For example, I use my willpower go to the gym and stick to my training plan without exception: I never take a day off, I never miss a workout, I never skip leg day. That is discipline. Mental toughness, however, signifies how hard I go at the gym: Do I give 100%? Do I deadlift every set to the verge of blacking out? Do I row every set to total muscle failure? Sometimes I do, sometimes I don’t. That is the caution I have with mental toughness.
The same applies to training. I use my willpower to never skip BJJ training, but do I always use my mental toughness to keep on rolling after class or to burn up my remaining energy at the heavy bag? No, because I exercise mental toughness with caution.
The same applies to the cold. I use my willpower to take a cold shower every day and to practice winter swimming, but do I always run around outside in shirts and shorts in the deep of winter? No, because I exercise mental toughness with caution.
See, I systematically destroy myself, but I do not kill myself. I challenge my immune system, but I do not break it. I understand that mental toughness is a turbocharger for my body:—to be used with caution.
I incessantly ask myself, “Right now, do I want to toughen my mind or my body?”

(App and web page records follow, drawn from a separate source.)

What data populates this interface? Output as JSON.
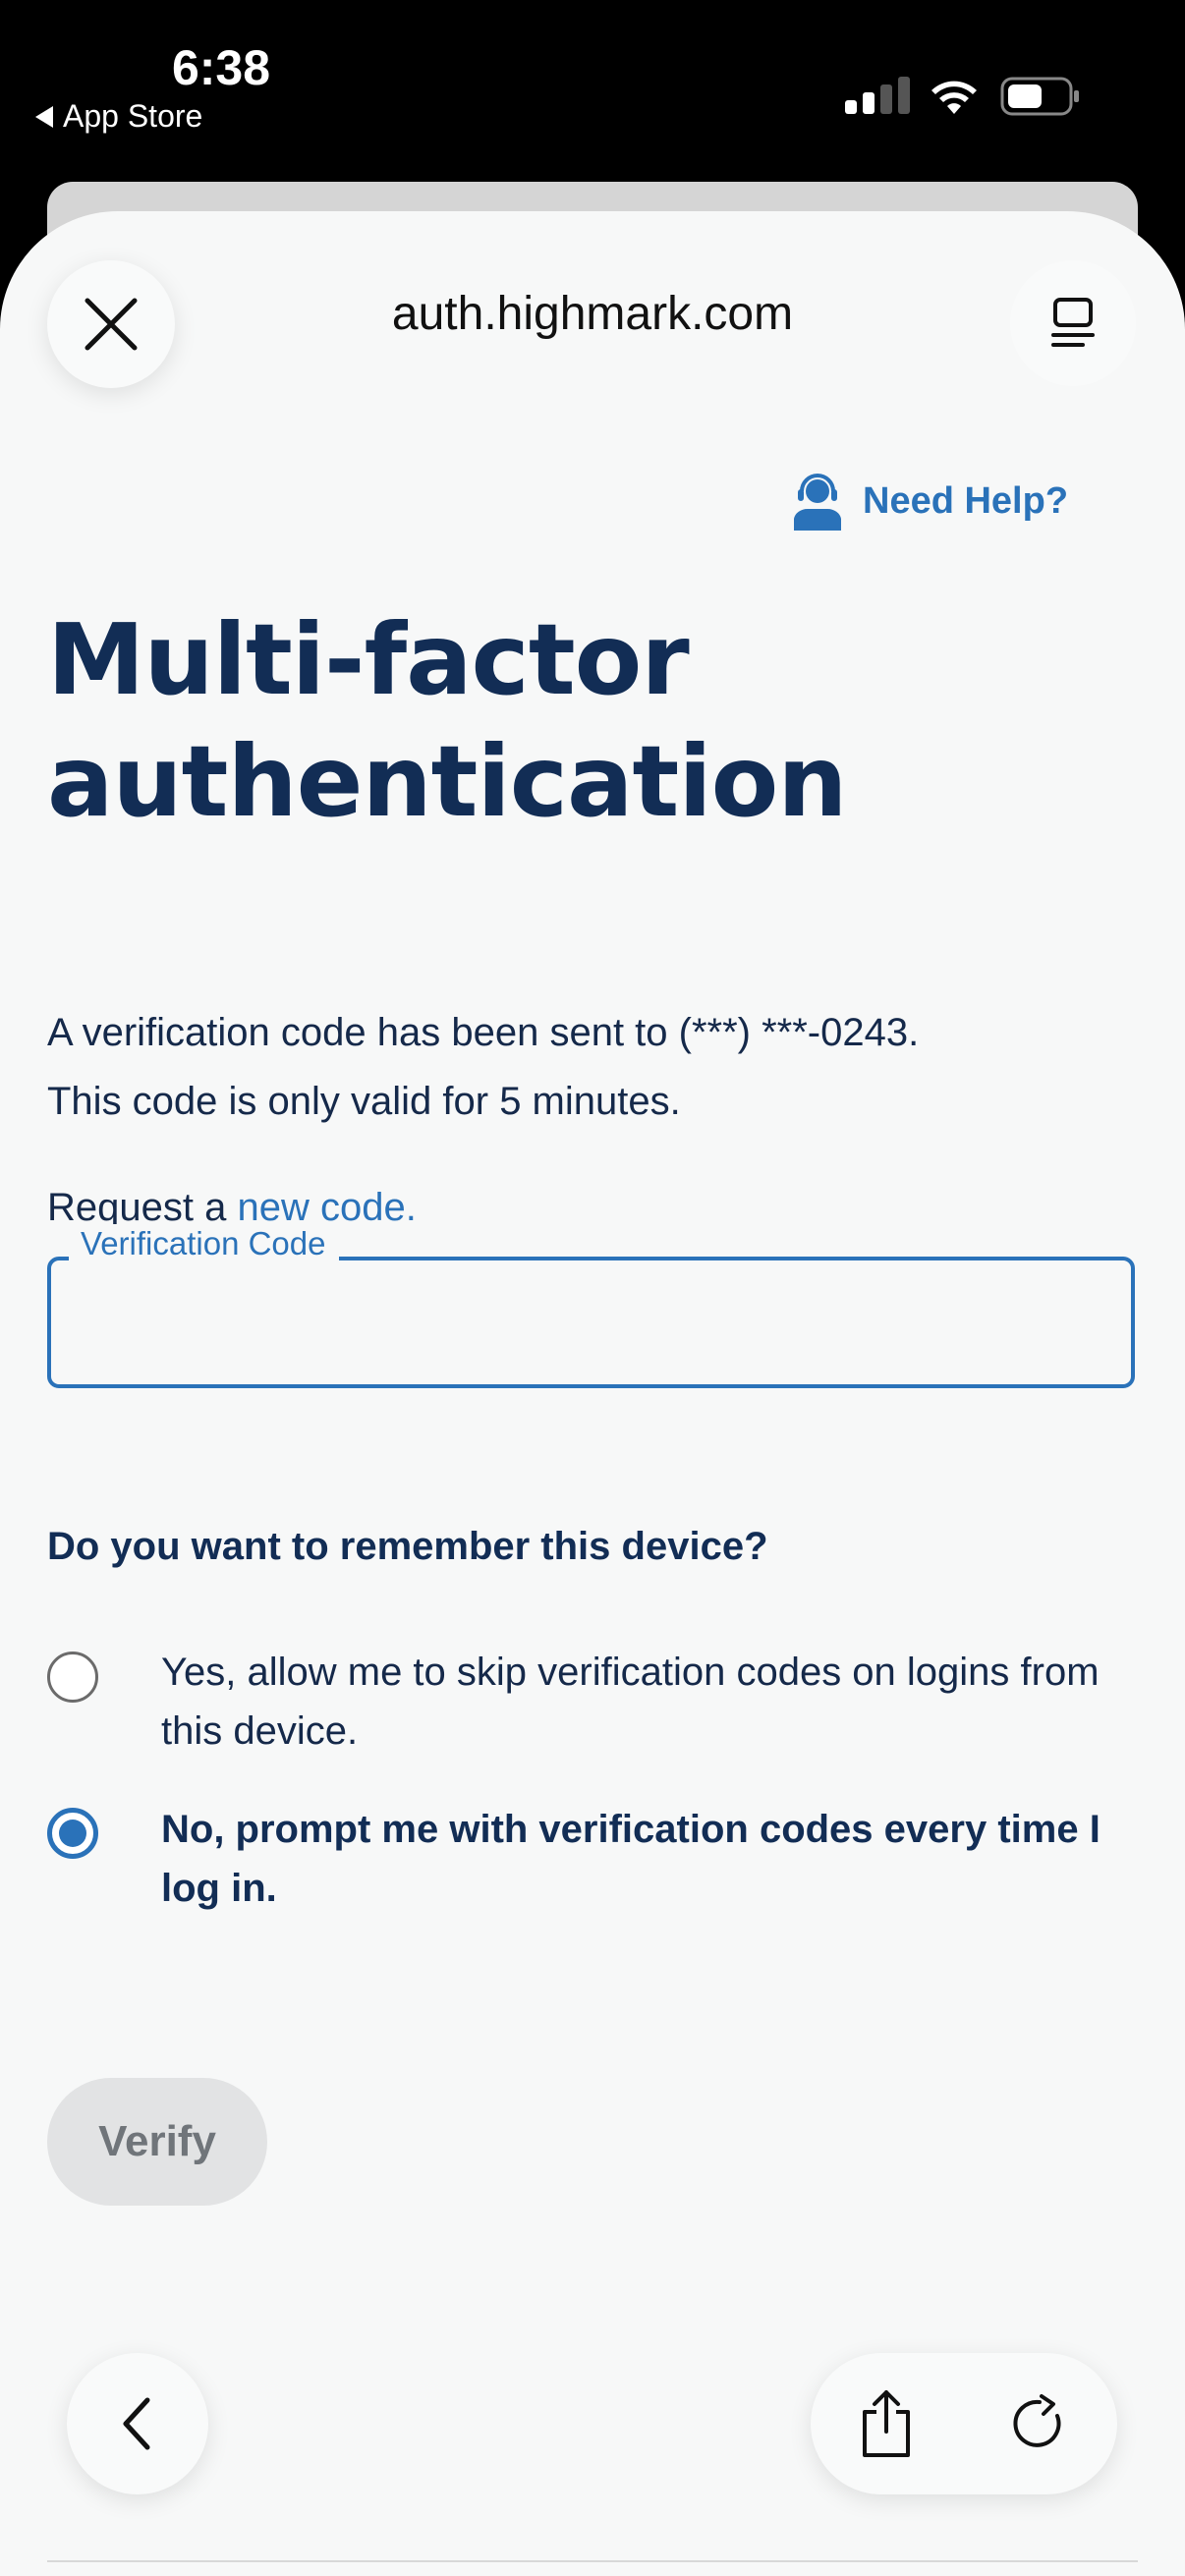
{
  "status_bar": {
    "time": "6:38",
    "back_app": "App Store"
  },
  "browser": {
    "url": "auth.highmark.com"
  },
  "help": {
    "label": "Need Help?"
  },
  "page": {
    "title_line1": "Multi-factor",
    "title_line2": "authentication",
    "sent_message": "A verification code has been sent to (***) ***-0243.",
    "valid_message": "This code is only valid for 5 minutes.",
    "request_prefix": "Request a",
    "request_link": "new code."
  },
  "code_field": {
    "label": "Verification Code",
    "value": ""
  },
  "remember": {
    "question": "Do you want to remember this device?",
    "options": [
      {
        "label": "Yes, allow me to skip verification codes on logins from this device.",
        "selected": false
      },
      {
        "label": "No, prompt me with verification codes every time I log in.",
        "selected": true
      }
    ]
  },
  "verify": {
    "label": "Verify",
    "enabled": false
  },
  "colors": {
    "brand_navy": "#122d55",
    "link_blue": "#2a72b9",
    "disabled_button": "#e2e3e4"
  }
}
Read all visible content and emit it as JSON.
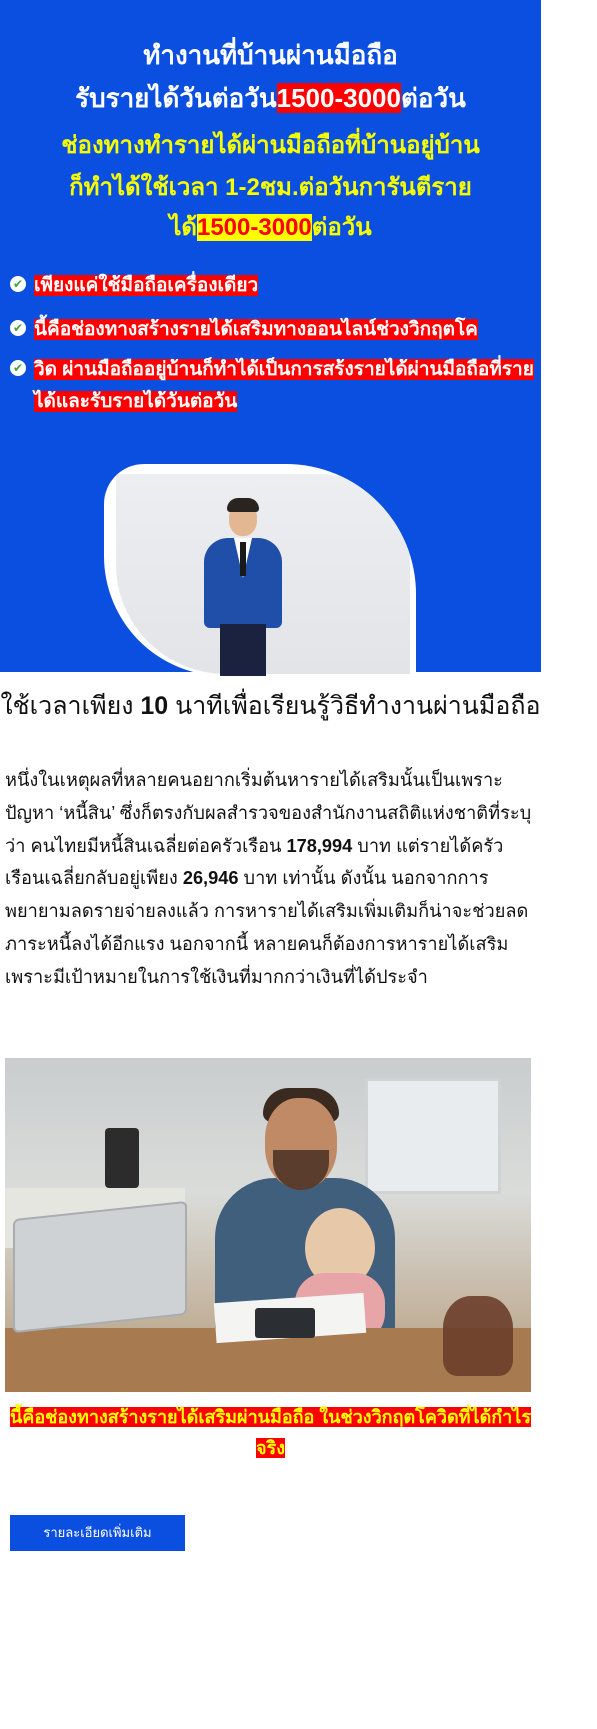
{
  "hero": {
    "title_line1": "ทำงานที่บ้านผ่านมือถือ",
    "title_line2_pre": "รับรายได้วันต่อวัน",
    "title_line2_hl": "1500-3000",
    "title_line2_post": "ต่อวัน",
    "sub_line1": "ช่องทางทำรายได้ผ่านมือถือที่บ้านอยู่บ้าน",
    "sub_line2": "ก็ทำได้ใช้เวลา 1-2ชม.ต่อวันการันตีราย",
    "sub_line3_pre": "ได้",
    "sub_line3_hl": "1500-3000",
    "sub_line3_post": "ต่อวัน",
    "bullets": [
      "เพียงแค่ใช้มือถือเครื่องเดียว",
      "นี้คือช่องทางสร้างรายได้เสริมทางออนไลน์ช่วงวิกฤตโค",
      "วิด ผ่านมือถืออยู่บ้านก็ทำได้เป็นการสร้งรายได้ผ่านมือถือที่รายได้และรับรายได้วันต่อวัน"
    ],
    "colors": {
      "background": "#0a4fe0",
      "highlight_red": "#ff0000",
      "subtitle_yellow": "#f6ff00"
    }
  },
  "article": {
    "title_pre": "ใช้เวลาเพียง ",
    "title_num": "10",
    "title_post": " นาทีเพื่อเรียนรู้วิธีทำงานผ่านมือถือ",
    "para_1": "หนึ่งในเหตุผลที่หลายคนอยากเริ่มต้นหารายได้เสริมนั้นเป็นเพราะปัญหา ‘หนี้สิน’ ซึ่งก็ตรงกับผลสำรวจของสำนักงานสถิติแห่งชาติที่ระบุว่า คนไทยมีหนี้สินเฉลี่ยต่อครัวเรือน ",
    "num_1": "178,994",
    "para_2": " บาท แต่รายได้ครัวเรือนเฉลี่ยกลับอยู่เพียง ",
    "num_2": "26,946",
    "para_3": " บาท เท่านั้น ดังนั้น นอกจากการพยายามลดรายจ่ายลงแล้ว การหารายได้เสริมเพิ่มเติมก็น่าจะช่วยลดภาระหนี้ลงได้อีกแรง นอกจากนี้ หลายคนก็ต้องการหารายได้เสริมเพราะมีเป้าหมายในการใช้เงินที่มากกว่าเงินที่ได้ประจำ",
    "caption": "นี้คือช่องทางสร้างรายได้เสริมผ่านมือถือ ในช่วงวิกฤตโควิดที่ได้กำไรจริง"
  },
  "cta": {
    "more_label": "รายละเอียดเพิ่มเติม"
  },
  "icons": {
    "bullet": "check-circle-icon"
  }
}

A hard 45-minute full-body workout strengthens my body. If I regularly double the time and volume, I will exercise my mental toughness, but at the cost of bodily strength (overtraining).
An intense BJJ class strengthens my body. If I regularly cut into my sleep, recovery, and last energy reserves to keep rolling after class, I will exercise my mental toughness, but at the cost of bodily strength (overexhaustion).
A cold shock response strengthens my body. If I regularly freeze for extended periods, I will exercise my mental toughness, but at the cost of bodily strength (hypothermia).
I use willpower in excess, but mental toughness in moderation. For in daily life, mental toughness leads to sickness, injury, and mutilation. However, in systematic practice, mental toughness leads to improvement; and in special events, mental toughness leads to victory.
Knowing when to exert mental toughness is a matter of body intelligence and of having your will and goals in line. To know when to stay mentally tough and when to push your body to the limit, know your True Will.